The next day, our last in the Lubec area, we spent some time hiking one of the trails at the Cutler Preserve. We met a local couple, Nancy and Rowland, and had a good time chatting with them as we hiked a trail to the coast. The waters were much calmer and we were surprised to see it had a beautiful blue color now that it wasn’t so grumpy.

Cutler Preserve

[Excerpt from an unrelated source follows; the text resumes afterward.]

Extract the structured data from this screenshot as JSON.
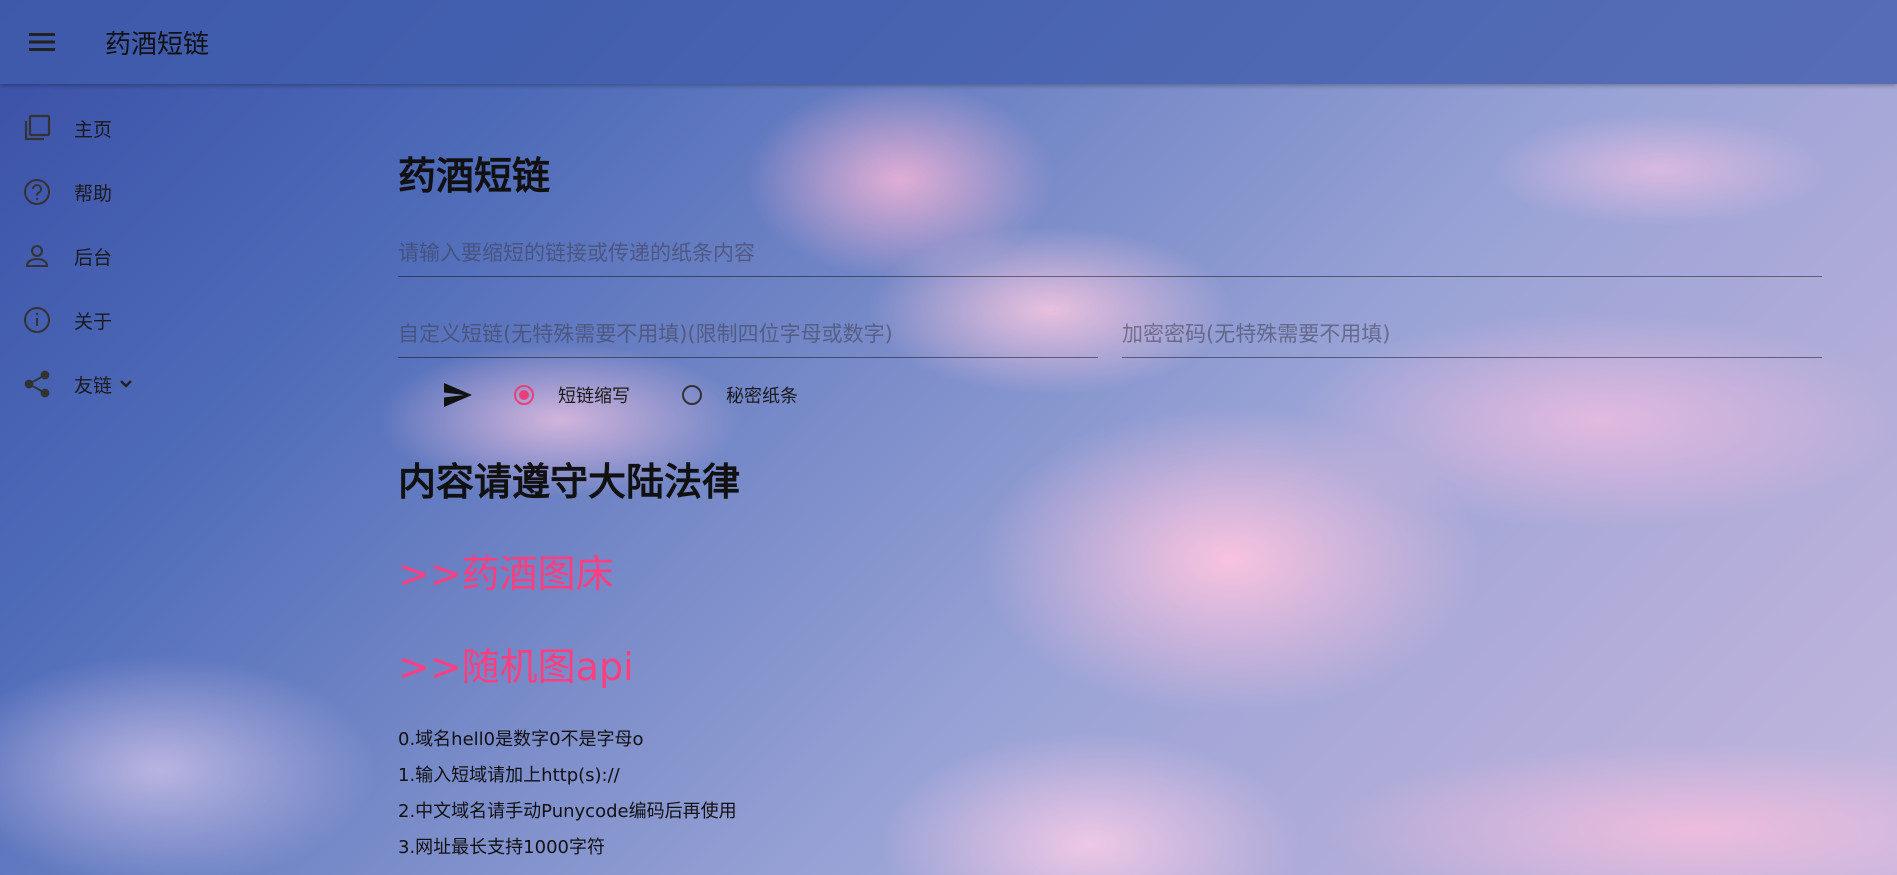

It was also during this time that we got one of those reminders that life doesn’t stop just because of vacation. Our oldest son texted to tell us that his wife had been admitted to the hospital. I felt so helpless because we were over 2,000 miles away and unable to help him with their son. I was also assailing the gates of heaven with prayers for the safety of both our daughter-in-law and the twins she is carrying. After a few scary hours we received word that the babies were fine and daughter-in-law was going to be okay; she was diagnosed with gallstones and was hospitalized for a couple of days for observation. Thank you Jesus! (At the time of this writing, she is now 29 weeks pregnant and we look forward to welcoming the twins in the January/February 2022 time frame.)

Until next time, take care and happy trails!